Immediately, Pumpkin inched closer to Daddy. Daddy put an arm around his shoulders, drawing him close. He began to say something when Daddy said, ‘Sshhh! Not a word. Keep quiet and observe.’
Slowly The Dark melted away and Pumpkin began to see shapes. Among them was one that stood massively and seemed to lean towards him. With a trembling hand, Pumpkin pointed his finger. Daddy looked in that direction and said, ‘Cupboard, Pumpkin.’
‘Really,’ thought Pumpkin aloud. ‘It looks like a big evil wizard with a flowing black cape made from the skin of dead black panthers.’
Even Daddy could not stop a shiver from running down his spine!
‘Okay Pumpkin, you made your point. What else do you see?’
This is what Pumpkin saw. The wrought iron footboard turned out to be a gate leading to a forest. The dressing table’s mirror was an entrance to another world. The decorative lamp hanging in the corner was a bird with cruel talons. The bookcase at the far wall was a giant’s face, and the books, his yellow, rotting fangs.
‘Did you say yellow?’ asked Daddy.
‘Y…y…yes,’ said Pumpkin, utterly petrified.
‘PUMPKIN, it’s dark in here. Are you sure the giant’s fangs are yellow? I think they’re red,’ said Daddy in a kind voice.
‘What?’ said Pumpkin with a tremor in his voice.
‘In fact, I don’t think they’re red. I think those fangs are books,’ said Daddy flicking on the lamp. ‘And they’re meant to be read.’
Light flooded the room and as if like magic, the evil wizard turned into a cupboard, the forest’s gate into a bedpost, the netherworld entrance became a mirror, the ominous bird was just a silly lamp and the yellow-fanged giant really was nothing but a bookcase grinning with books.
‘Daddy, you’re a wizard,’ said a relieved Pumpkin with a big toothy smile. He wasn’t quite sure if The Dark was actually day without lights but somewhere in his mind there was a glimmer of understanding that The Dark and its evil creatures did not really exist.
The following night, Pumpkin had another test. He was to sit alone in the bedroom in The Dark for just one minute.

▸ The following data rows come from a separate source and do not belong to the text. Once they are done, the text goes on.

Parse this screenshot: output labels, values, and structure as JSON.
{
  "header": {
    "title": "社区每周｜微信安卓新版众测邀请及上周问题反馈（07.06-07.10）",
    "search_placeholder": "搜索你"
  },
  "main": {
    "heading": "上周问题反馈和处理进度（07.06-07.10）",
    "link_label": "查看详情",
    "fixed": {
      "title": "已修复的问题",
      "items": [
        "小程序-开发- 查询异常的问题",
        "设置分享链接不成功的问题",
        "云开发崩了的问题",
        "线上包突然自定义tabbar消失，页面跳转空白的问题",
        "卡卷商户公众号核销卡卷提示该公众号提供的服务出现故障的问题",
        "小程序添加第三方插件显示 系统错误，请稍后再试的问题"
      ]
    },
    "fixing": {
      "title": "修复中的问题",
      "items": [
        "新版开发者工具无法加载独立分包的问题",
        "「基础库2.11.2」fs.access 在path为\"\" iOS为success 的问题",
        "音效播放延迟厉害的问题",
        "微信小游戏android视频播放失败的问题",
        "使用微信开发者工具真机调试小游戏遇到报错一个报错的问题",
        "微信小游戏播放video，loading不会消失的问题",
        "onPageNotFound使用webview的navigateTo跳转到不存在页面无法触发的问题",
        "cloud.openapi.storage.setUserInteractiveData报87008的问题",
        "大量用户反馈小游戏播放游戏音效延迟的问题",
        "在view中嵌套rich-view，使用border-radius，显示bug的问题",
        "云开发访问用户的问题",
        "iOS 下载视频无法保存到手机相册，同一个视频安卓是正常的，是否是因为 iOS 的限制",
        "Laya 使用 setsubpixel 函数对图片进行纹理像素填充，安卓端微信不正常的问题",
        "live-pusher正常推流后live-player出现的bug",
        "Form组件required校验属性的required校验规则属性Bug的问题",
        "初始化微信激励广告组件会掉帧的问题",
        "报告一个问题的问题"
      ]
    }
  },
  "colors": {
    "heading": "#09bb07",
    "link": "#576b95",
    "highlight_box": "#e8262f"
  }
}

‘Here. I’ve put an alarm on my mobile phone. It will ring in exactly one minute. If you have the courage to face your fear of The Dark for a minute, trust me, you can laugh in its face forever.’
Pumpkin did not say a word. He sat on the bed with the mobile phone clenched in his fist. He nodded as Daddy said, ‘I’m waiting outside the door if you need me.’

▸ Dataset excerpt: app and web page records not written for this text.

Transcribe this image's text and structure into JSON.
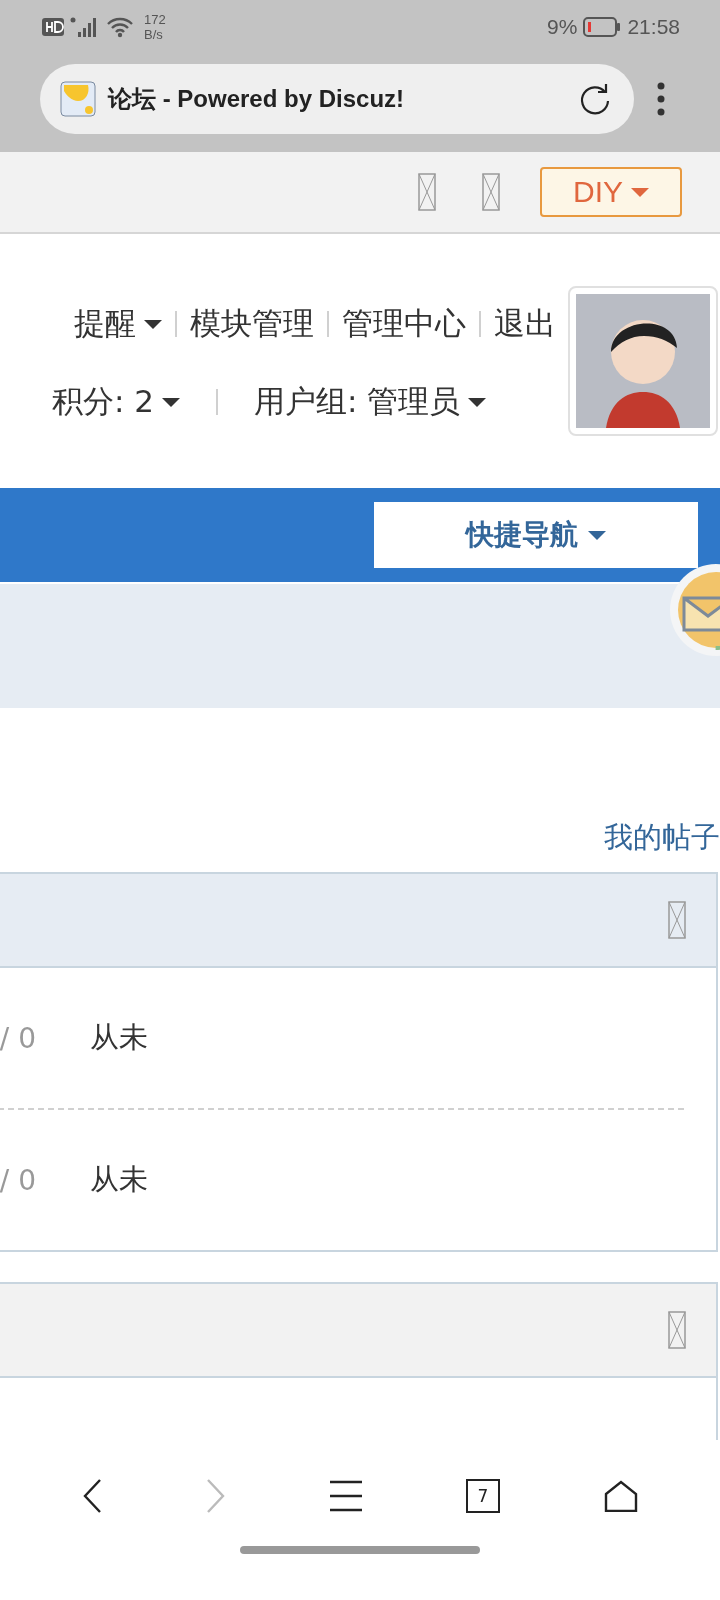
{
  "status_bar": {
    "network_speed": "172",
    "speed_unit": "B/s",
    "battery_percent": "9%",
    "time": "21:58"
  },
  "browser": {
    "page_title": "论坛 - Powered by Discuz!"
  },
  "toolbar": {
    "diy_button": "DIY"
  },
  "user_links": [
    {
      "label": "提醒",
      "dropdown": true
    },
    {
      "label": "模块管理",
      "dropdown": false
    },
    {
      "label": "管理中心",
      "dropdown": false
    },
    {
      "label": "退出",
      "dropdown": false
    }
  ],
  "user_stats": [
    {
      "label": "积分: 2",
      "dropdown": true
    },
    {
      "label": "用户组: 管理员",
      "dropdown": true
    }
  ],
  "nav": {
    "quick_nav": "快捷导航"
  },
  "my_posts_link": "我的帖子",
  "cards": [
    {
      "highlighted": true,
      "rows": [
        {
          "column_1": "/ 0",
          "column_2": "从未"
        },
        {
          "column_1": "/ 0",
          "column_2": "从未"
        }
      ]
    },
    {
      "highlighted": false
    }
  ],
  "bottom_nav": {
    "forward_disabled": true,
    "tab_count": "7"
  }
}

The door shut behind Daddy and now the bedroom was well and truly pitch black. Pumpkin felt his skin go cold as The Dark surged around him. He closed his eyes but that made things worse. He opened his eyes and the shapes came up in front of him. He quickly shut his eyes tight. The shapes followed him in there. Just as he was about to scream, the mobile phone began to buzz in his fist.
‘Beep, beep, beep,’ went the alarm.

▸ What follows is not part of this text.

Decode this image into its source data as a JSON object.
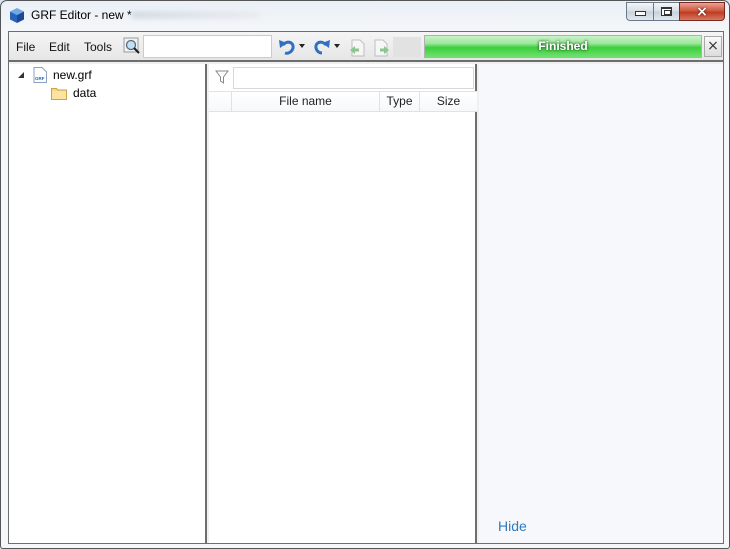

‘Thud, thud, thud,’ went his heart.
‘Well, well, well,’ went Daddy.
‘Baby, baby, baby,’ went Mamma.
‘Ah, ah, ah,’ went Pumpkin. ‘I want to go wee.’
Pumpkin walked down the dark passage, turned the corner and walked in the dark till he reached the bathroom. ‘Now will someone come here and put the lights on. I can’t reach the switch,’ he said in a calm voice.